The first time he played the organ for an entire church service, Mert Grabau had to play an old organ that was raised slightly above the front of the congregation.
“That was scary,” he said. “It squeaked and squawked once in a while.”
That was Sept. 22, 1947.
Grabau, 93, played the organ at churches in Nebraska for 16 years, then in Colorado for 10 years before he and his wife Irma moved to Owatonna in 1967. He most recently was the organist at Redeemer Lutheran Church, where he also oversaw the choir. He also played the organ at weddings and funerals and filled in for churches needing an organist. He estimates that he has played at 17 churches in the Steele County area over the years.
“At least we knew where we’d be on a Sunday,” he said.
After 73 years of playing the church organ, Mert decided that it’s time to retire. A reception to honor Mert and Irma is scheduled for 10:15 a.m. Sunday at Redeemer Lutheran Church, 1054 Truman Ave., Owatonna. A short musical celebration featuring organist Gloria Kenow will follow the reception. COVID-19 precautions of wearing a mask and social distancing will take place.

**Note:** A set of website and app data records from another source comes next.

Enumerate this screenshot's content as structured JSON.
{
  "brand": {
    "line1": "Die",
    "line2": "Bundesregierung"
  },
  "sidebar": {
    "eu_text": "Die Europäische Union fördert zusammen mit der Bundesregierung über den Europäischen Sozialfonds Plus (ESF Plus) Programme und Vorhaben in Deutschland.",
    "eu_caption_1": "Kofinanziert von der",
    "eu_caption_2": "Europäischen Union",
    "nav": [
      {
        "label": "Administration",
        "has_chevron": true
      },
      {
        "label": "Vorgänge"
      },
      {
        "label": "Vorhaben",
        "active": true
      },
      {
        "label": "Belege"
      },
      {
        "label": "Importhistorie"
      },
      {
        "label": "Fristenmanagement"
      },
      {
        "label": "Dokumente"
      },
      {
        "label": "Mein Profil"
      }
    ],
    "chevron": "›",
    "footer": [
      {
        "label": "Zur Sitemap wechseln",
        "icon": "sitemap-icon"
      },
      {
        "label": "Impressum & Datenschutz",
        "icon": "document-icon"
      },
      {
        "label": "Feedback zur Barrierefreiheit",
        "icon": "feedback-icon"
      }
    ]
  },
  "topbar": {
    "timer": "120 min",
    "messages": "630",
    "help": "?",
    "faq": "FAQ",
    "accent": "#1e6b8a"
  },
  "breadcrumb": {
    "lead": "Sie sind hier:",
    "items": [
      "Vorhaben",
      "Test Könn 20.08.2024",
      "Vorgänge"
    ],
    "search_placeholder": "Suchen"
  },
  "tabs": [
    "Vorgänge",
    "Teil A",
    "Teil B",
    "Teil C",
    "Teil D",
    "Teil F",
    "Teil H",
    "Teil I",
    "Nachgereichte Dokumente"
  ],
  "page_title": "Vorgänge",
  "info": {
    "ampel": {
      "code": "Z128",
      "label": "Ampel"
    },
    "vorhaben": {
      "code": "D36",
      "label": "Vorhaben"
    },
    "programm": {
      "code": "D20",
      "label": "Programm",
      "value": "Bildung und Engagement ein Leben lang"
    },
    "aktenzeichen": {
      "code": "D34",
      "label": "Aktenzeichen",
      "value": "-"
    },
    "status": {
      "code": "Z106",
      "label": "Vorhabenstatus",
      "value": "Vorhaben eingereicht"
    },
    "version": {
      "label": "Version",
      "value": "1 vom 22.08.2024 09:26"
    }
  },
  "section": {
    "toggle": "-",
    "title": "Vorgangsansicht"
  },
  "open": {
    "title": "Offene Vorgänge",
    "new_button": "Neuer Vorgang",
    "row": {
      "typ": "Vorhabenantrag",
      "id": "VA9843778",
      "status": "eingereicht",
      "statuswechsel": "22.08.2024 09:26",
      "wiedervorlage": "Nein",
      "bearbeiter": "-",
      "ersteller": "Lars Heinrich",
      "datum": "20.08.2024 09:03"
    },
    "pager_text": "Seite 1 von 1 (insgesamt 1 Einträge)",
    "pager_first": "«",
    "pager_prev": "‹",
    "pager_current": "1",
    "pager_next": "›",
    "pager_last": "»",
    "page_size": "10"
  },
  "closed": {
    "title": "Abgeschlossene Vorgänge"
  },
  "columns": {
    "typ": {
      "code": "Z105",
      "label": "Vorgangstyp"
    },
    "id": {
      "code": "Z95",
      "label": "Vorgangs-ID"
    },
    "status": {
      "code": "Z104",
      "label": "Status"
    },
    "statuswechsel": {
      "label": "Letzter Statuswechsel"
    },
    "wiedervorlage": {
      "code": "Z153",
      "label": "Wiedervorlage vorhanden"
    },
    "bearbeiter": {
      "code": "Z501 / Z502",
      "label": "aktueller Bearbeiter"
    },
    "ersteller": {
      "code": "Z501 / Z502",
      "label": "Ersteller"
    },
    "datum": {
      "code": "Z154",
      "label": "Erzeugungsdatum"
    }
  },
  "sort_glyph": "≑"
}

He said he’ll miss it, but he’ll continue to play from time to time and has an organ at their home. When he was a child growing up on a farm in Nebraska, his mother would show him the keys on the old reed organ they had.
He knew he wanted to teach in a parochial school and they usually wanted someone who could also play the organ, he said. He took organ classes at Concordia University in Nebraska, which included playing a hymn at a chapel service once a semester. It was nerve wracking to play in front of dozens of his fellow organ students, he said.
His first job was teaching 32 students in eight grades at a one-room Lutheran parochial school in Nebraska. He then moved to a bigger school in Colorado before coming to Owatonna, where he taught fifth grade until he retired in 1989.
In each location, he and Irma would look for a church that had an organ. Redeemer Lutheran Church had a small, old organ when he first began to play for the church services and then it brought in a new pipe organ four years after he became the organist, he said.
“It was a thrill to play on that,” he said.
His older brother was also a church organist, including at the church in Detroit where Irma’s father was a pastor. Mert was visiting his brother when he met Irma at the church in 1949. They’ve been married for 69 years.
“Sixty-nine of these 73 years, I’ve been listening to him,” Irma said.
Irma plays the piano and they sometimes play duets or she accompanies him while he sings. Irma also fills in for Mert playing the organ while he receives Communion during church services.
Mert enjoys hearing the support of the congregation singing as he plays.
“When you’re playing, you’re leading the congregation in their singing and you feel like a guy that’s driving a tractor on the farm. That machinery is going along behind him because he’s in charge and driving the tractor,” he said.